Within this listing, how many lines carry the string "channel"? State the number only.
• • • • • • •
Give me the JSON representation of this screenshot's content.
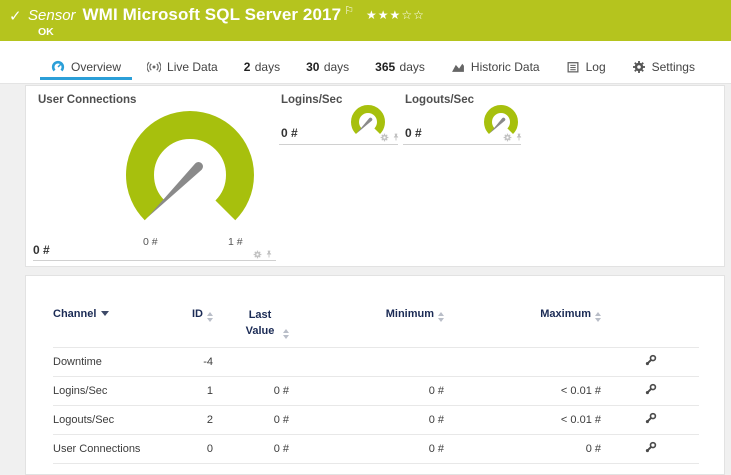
{
  "colors": {
    "header_bar": "#b5c41e",
    "gauge_green": "#a7c00d",
    "needle_gray": "#8a8a8a",
    "active_tab_blue": "#2b9fd8",
    "table_header_text": "#1b2b55"
  },
  "header": {
    "status_icon": "check-icon",
    "sensor_label": "Sensor",
    "title": "WMI Microsoft SQL Server 2017",
    "flag_icon": "flag-icon",
    "rating": {
      "filled": "★★★",
      "empty": "☆☆"
    },
    "status": "OK"
  },
  "tabs": [
    {
      "num": "",
      "label": "Overview",
      "icon": "gauge-icon",
      "active": true
    },
    {
      "num": "",
      "label": "Live Data",
      "icon": "broadcast-icon",
      "active": false
    },
    {
      "num": "2",
      "label": "days",
      "active": false
    },
    {
      "num": "30",
      "label": "days",
      "active": false
    },
    {
      "num": "365",
      "label": "days",
      "active": false
    },
    {
      "num": "",
      "label": "Historic Data",
      "icon": "chart-icon",
      "active": false
    },
    {
      "num": "",
      "label": "Log",
      "icon": "log-icon",
      "active": false
    },
    {
      "num": "",
      "label": "Settings",
      "icon": "gear-icon",
      "active": false
    }
  ],
  "gauges": {
    "primary": {
      "title": "User Connections",
      "value": "0 #",
      "scale_min": "0 #",
      "scale_max": "1 #"
    },
    "secondary": [
      {
        "title": "Logins/Sec",
        "value": "0 #"
      },
      {
        "title": "Logouts/Sec",
        "value": "0 #"
      }
    ]
  },
  "table": {
    "headers": {
      "channel": "Channel",
      "id": "ID",
      "last_value": "Last Value",
      "minimum": "Minimum",
      "maximum": "Maximum"
    },
    "rows": [
      {
        "channel": "Downtime",
        "id": "-4",
        "last": "",
        "min": "",
        "max": ""
      },
      {
        "channel": "Logins/Sec",
        "id": "1",
        "last": "0 #",
        "min": "0 #",
        "max": "< 0.01 #"
      },
      {
        "channel": "Logouts/Sec",
        "id": "2",
        "last": "0 #",
        "min": "0 #",
        "max": "< 0.01 #"
      },
      {
        "channel": "User Connections",
        "id": "0",
        "last": "0 #",
        "min": "0 #",
        "max": "0 #"
      }
    ]
  }
}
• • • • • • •
* Answer section
5